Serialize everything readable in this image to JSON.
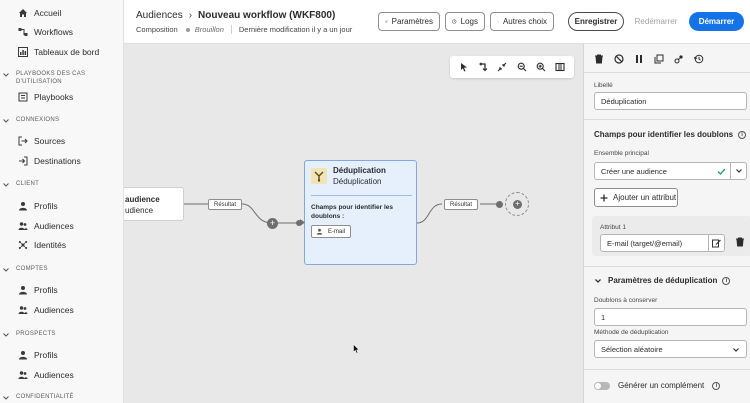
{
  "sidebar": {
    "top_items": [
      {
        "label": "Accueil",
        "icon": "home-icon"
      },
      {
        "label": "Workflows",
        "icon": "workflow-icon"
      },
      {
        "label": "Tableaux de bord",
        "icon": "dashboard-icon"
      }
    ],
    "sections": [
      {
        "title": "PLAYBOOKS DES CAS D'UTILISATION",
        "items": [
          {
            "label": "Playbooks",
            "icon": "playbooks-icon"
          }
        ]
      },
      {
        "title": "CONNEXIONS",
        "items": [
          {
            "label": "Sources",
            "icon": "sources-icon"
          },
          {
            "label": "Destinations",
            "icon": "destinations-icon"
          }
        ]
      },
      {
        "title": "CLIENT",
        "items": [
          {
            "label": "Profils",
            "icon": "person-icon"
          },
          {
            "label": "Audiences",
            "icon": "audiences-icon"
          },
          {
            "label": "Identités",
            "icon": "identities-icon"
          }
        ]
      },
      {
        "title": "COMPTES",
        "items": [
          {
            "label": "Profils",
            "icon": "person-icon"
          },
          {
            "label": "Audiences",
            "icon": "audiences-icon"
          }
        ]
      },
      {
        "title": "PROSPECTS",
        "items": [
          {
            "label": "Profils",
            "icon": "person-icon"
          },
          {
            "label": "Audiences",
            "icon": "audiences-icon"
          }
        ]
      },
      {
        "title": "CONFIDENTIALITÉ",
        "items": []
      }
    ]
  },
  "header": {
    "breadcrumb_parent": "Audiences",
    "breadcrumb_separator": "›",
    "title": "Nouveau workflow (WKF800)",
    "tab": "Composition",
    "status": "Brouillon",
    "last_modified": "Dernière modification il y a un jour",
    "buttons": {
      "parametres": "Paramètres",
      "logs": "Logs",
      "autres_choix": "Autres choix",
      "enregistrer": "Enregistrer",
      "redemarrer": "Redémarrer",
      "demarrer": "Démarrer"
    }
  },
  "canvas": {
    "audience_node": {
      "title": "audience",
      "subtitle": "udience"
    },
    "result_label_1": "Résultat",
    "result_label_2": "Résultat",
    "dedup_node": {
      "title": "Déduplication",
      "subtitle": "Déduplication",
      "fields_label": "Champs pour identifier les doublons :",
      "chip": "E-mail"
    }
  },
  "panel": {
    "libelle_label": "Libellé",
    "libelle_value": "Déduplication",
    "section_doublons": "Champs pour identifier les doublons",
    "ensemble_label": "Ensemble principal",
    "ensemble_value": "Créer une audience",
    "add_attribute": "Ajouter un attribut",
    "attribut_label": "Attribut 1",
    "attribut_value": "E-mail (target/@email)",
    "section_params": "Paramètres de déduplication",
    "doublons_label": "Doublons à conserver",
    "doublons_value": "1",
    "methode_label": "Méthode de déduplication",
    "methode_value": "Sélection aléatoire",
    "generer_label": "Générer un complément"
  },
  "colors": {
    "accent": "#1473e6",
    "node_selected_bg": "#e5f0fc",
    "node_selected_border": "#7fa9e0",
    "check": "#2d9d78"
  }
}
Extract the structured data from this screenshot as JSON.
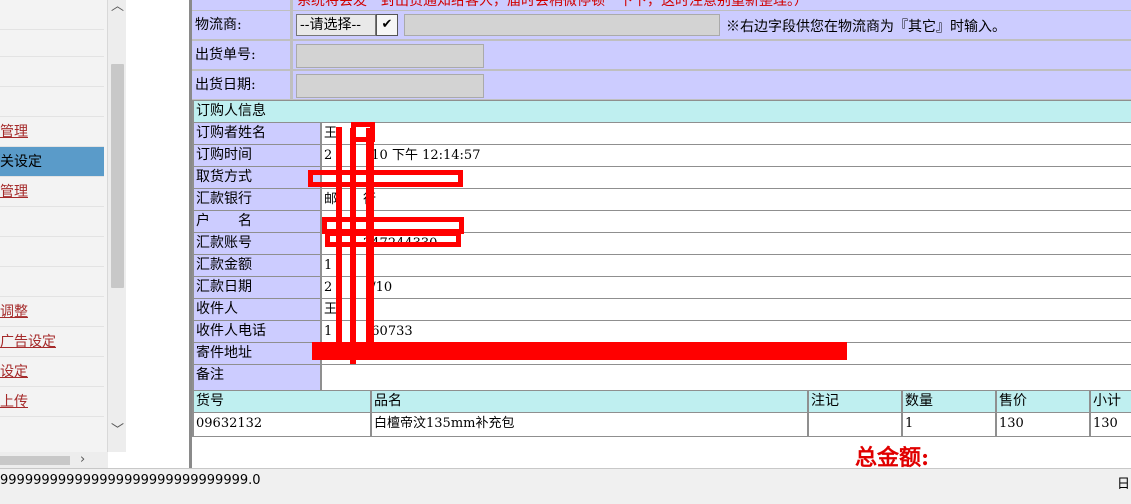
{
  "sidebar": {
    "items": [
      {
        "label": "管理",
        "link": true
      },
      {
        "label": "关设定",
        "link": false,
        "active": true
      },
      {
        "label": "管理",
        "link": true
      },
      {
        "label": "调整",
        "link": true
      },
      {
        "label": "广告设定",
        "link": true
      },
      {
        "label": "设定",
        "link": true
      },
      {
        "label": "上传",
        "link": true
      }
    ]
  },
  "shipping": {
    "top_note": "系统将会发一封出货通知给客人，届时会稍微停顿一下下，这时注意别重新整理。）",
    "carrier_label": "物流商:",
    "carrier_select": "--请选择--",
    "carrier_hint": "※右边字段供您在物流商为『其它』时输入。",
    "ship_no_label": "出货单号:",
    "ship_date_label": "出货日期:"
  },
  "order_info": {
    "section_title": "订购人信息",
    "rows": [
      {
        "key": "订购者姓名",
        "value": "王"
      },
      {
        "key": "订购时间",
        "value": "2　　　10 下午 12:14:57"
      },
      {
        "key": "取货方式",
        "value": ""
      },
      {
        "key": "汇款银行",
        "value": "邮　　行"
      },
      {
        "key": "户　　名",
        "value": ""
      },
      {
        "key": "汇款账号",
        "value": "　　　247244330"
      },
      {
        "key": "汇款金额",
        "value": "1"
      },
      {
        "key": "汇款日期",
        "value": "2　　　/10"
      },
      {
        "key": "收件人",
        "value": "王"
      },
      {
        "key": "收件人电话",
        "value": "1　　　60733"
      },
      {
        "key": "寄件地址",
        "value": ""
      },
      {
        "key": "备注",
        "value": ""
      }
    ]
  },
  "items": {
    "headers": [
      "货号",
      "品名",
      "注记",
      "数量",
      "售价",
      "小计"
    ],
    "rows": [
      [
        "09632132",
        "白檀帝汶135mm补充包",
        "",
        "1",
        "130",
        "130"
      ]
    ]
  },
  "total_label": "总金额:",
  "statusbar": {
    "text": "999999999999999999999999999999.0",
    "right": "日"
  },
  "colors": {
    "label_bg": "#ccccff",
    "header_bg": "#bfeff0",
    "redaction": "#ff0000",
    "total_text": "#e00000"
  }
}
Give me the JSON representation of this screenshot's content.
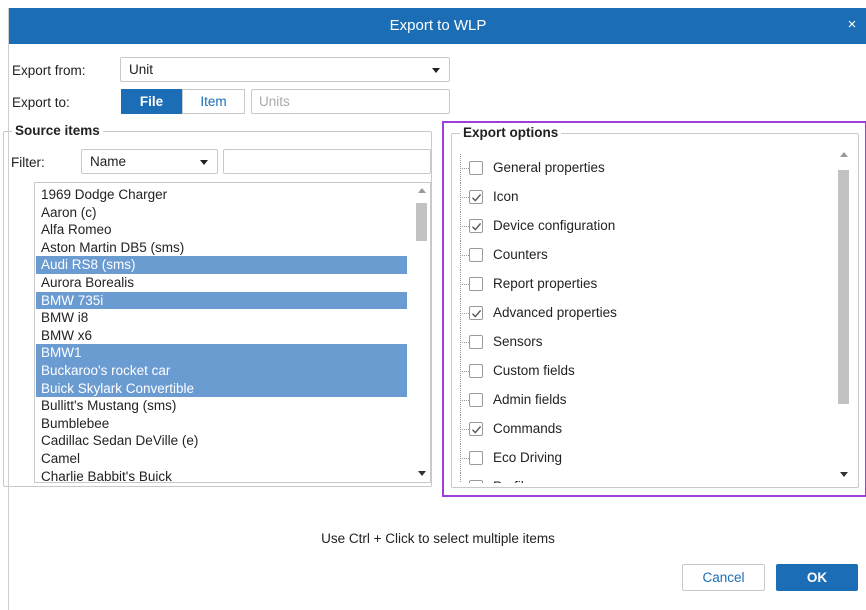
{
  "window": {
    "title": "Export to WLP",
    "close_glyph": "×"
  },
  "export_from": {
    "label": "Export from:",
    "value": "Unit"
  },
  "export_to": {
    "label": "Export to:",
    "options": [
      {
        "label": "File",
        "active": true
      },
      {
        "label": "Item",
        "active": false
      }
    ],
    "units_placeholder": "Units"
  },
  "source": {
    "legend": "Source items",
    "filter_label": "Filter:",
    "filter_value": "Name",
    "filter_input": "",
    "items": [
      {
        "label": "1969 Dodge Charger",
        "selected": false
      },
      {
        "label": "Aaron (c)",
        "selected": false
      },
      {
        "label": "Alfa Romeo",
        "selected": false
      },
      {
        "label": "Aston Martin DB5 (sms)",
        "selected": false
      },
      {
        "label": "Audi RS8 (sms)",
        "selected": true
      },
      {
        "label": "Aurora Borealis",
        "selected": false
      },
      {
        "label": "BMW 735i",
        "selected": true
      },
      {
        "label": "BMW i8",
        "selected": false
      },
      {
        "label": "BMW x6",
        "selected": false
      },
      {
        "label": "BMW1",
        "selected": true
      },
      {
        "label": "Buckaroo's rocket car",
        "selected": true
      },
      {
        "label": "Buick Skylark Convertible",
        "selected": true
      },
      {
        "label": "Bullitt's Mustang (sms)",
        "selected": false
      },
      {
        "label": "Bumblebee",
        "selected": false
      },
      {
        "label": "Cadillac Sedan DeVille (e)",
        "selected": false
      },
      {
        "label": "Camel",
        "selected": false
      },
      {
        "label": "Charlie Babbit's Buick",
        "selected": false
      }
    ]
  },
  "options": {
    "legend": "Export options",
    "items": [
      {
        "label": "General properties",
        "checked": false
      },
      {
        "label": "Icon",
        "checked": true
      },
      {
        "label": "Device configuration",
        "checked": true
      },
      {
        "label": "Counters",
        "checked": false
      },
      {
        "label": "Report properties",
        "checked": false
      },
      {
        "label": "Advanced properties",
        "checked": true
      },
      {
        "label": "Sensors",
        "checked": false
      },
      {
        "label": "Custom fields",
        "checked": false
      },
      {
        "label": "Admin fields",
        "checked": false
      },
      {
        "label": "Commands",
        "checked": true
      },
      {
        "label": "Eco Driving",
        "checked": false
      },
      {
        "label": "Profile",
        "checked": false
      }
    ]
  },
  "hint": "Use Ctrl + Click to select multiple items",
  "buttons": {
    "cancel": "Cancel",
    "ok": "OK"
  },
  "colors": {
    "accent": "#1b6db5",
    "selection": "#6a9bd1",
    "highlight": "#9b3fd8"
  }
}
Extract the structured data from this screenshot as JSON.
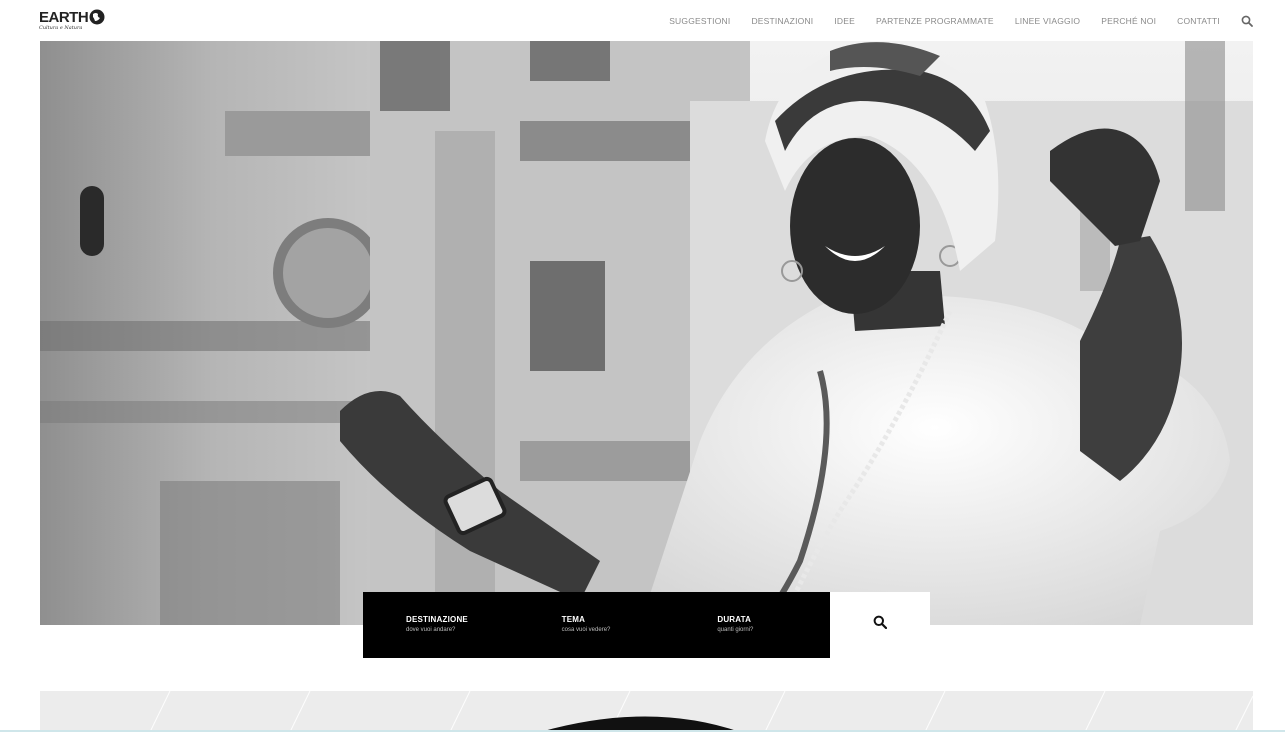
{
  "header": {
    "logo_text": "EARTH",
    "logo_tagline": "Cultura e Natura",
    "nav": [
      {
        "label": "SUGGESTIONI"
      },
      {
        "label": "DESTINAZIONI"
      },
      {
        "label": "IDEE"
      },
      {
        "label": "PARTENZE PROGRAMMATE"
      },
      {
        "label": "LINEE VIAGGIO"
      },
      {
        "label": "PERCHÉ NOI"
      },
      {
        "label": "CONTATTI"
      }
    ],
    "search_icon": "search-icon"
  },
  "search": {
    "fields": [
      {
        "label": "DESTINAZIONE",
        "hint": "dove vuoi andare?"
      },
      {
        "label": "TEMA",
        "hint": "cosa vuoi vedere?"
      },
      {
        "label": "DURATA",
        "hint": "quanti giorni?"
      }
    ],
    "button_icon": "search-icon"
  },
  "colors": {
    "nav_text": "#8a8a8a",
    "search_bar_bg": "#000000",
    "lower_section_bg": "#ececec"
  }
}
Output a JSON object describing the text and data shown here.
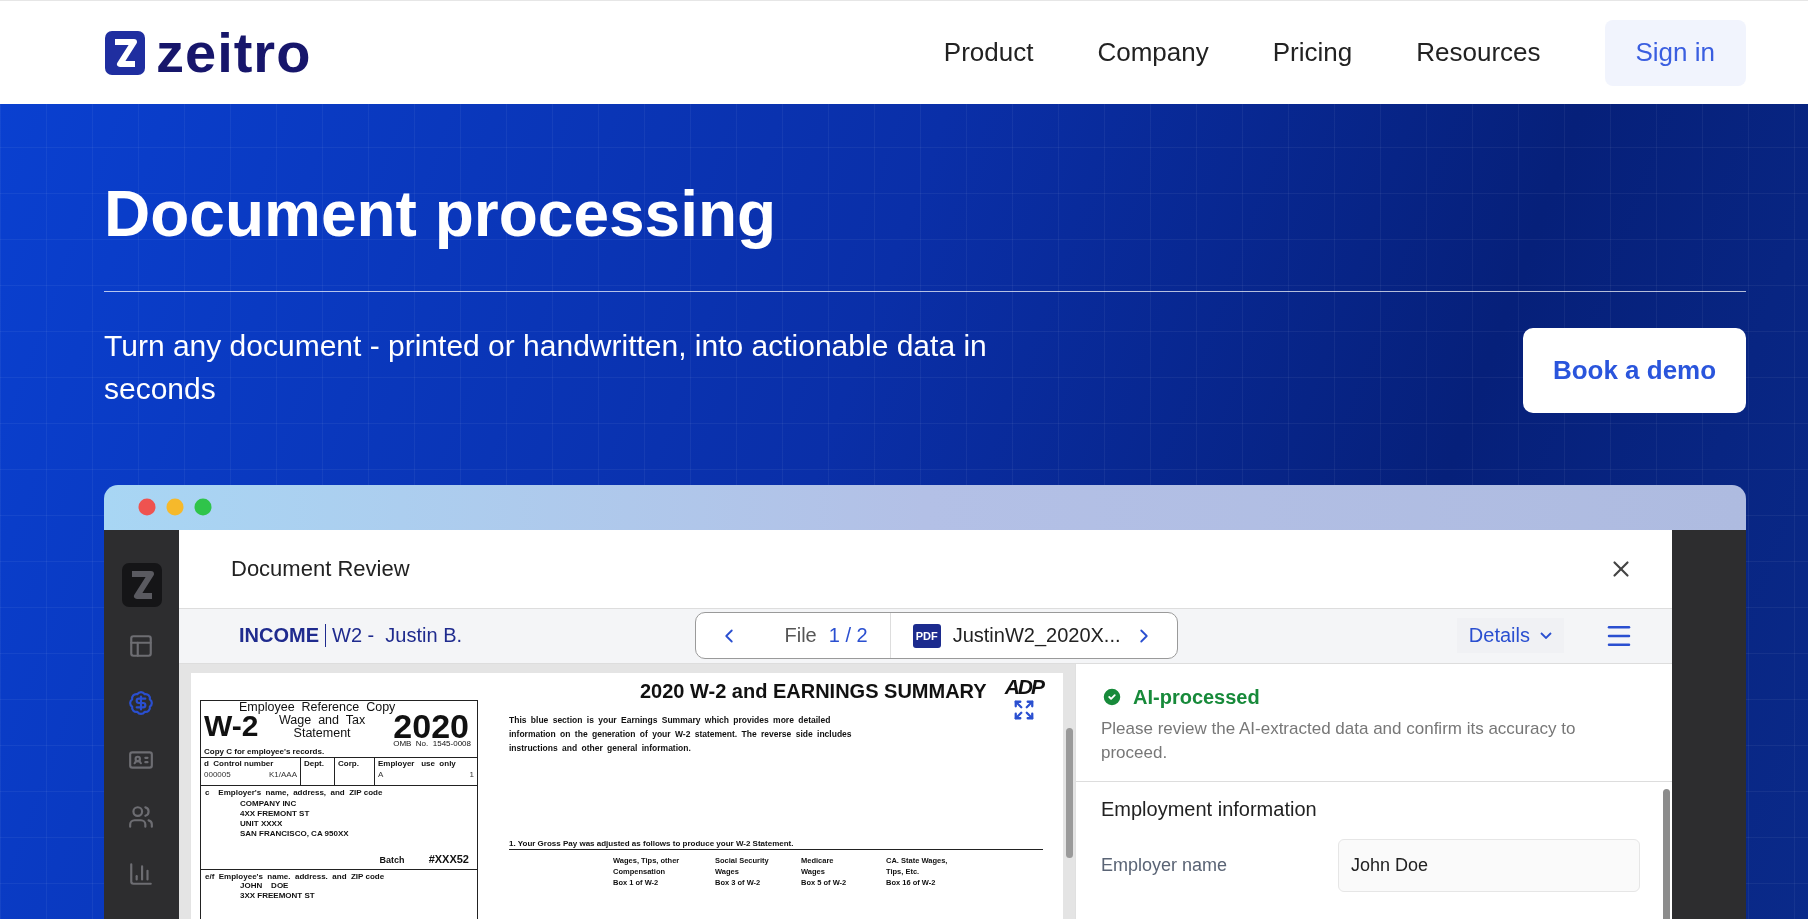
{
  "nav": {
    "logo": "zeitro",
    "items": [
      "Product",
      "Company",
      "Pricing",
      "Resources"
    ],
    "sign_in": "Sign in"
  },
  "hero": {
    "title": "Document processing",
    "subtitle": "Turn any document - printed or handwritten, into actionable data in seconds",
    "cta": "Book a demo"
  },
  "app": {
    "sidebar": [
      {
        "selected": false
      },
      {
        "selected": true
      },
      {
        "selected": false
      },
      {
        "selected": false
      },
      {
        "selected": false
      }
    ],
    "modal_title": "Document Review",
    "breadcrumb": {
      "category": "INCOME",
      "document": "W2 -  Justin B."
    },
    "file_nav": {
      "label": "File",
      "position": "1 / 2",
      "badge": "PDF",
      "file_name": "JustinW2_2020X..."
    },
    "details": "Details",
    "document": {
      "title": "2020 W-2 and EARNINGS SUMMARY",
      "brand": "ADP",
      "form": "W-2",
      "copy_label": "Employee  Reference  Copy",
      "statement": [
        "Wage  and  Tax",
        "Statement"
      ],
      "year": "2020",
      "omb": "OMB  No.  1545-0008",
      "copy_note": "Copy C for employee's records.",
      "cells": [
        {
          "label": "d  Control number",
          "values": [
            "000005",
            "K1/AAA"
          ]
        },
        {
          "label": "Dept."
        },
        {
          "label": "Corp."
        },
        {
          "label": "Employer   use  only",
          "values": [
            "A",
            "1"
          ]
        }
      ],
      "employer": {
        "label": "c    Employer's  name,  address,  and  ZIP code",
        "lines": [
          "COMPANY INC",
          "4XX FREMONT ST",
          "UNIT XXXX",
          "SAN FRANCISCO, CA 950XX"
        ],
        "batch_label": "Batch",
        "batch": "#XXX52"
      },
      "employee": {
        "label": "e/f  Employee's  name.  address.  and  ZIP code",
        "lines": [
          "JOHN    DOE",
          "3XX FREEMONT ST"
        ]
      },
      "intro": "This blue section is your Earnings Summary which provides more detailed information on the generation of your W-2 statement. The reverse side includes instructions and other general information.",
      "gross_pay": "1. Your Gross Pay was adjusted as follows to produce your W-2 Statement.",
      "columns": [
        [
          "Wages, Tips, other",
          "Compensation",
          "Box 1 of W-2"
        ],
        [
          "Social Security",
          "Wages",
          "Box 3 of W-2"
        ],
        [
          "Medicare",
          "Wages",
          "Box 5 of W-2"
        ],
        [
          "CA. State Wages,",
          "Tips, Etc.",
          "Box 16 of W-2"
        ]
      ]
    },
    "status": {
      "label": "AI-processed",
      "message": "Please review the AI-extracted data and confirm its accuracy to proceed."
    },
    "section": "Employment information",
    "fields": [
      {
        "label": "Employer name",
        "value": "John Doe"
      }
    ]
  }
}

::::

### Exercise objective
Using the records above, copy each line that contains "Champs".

### Answer to the exercise
      "fields_label": "Champs pour identifier les doublons :",
    "section_doublons": "Champs pour identifier les doublons",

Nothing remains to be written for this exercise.